My beauty is two-fold…and the most important part has nothing to do with the makeup I wear, how I do my hair, the clothes I buy, or how symmetrical my features are. There’s nothing wrong with dressing up or putting your best foot forward. There’s a time and place for that, and sometimes it’s just plain fun. But if I want to sit around makeup-less and in pajama pants, it’s not just my right…it’s completely okay.
Even the most selfless people have their limits. If someone goes out of their way to talk to me, listen to me, and share their interests and their day-to-day life with me…they aren’t doing it “just to be nice.” No one is that nice. Not consistently. Just because I sometimes forget that I’m worth that time and effort doesn’t mean they do, too, and it’s not fair to doubt their honesty. If they’re here, it’s because they want to be.
Real beauty comes from confidence. I was lucky enough to be born with “natural” beauty, according to the world. Not everyone is. But it hasn’t gotten me more or longer or better relationships than my friends and peers. It hasn’t guaranteed me success. It hasn’t done much of anything, really. This isn’t to say that superficial beauty isn’t an unfair benefit. It is. Or, rather, it can be. But beauty alone means very little without confidence. Looking back through most of my photos, my shoulders are hunched, my body language is closed in, and I look awkward and nervous. If you really want to impress the world, believe you have something impressive to share…because you do.
My feelings—whatever they are—are right. They’re good. They are not irrational. Feelings don’t come from nowhere. Maybe I’m depressed because my body hurts. Maybe I’m angry because I feel overwhelmed by what I need to get done. Maybe I’m hurt because someone I really respected ignored me when I really wanted to be heard. My feelings are just fine. Feelings aren’t irrational. Actions are. Telling someone that I’m hurt/sad/angry/happy/excited isn’t unreasonable. It’s communication. And if they say otherwise, they’re the one being irrational.

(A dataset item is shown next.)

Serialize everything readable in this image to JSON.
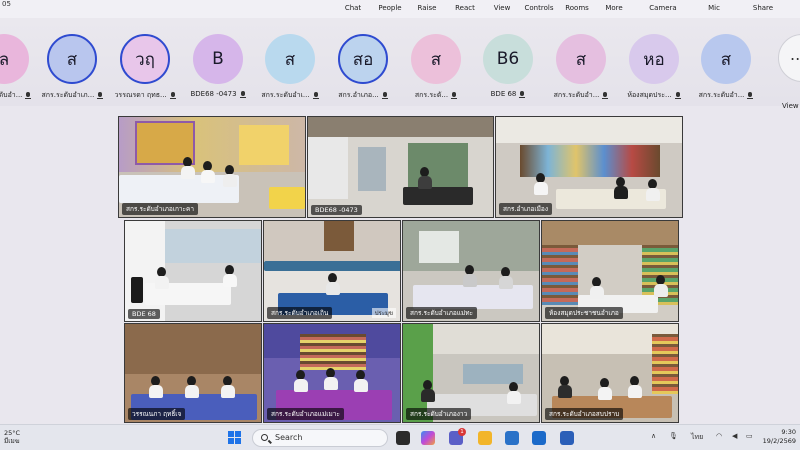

I am not perfect. I never will be. And, honestly, I don’t want to be. My weaknesses are where I can relate to people the most. The embarrassing flaws I have keep me human. And that’s more than okay. That’s exactly what it should be.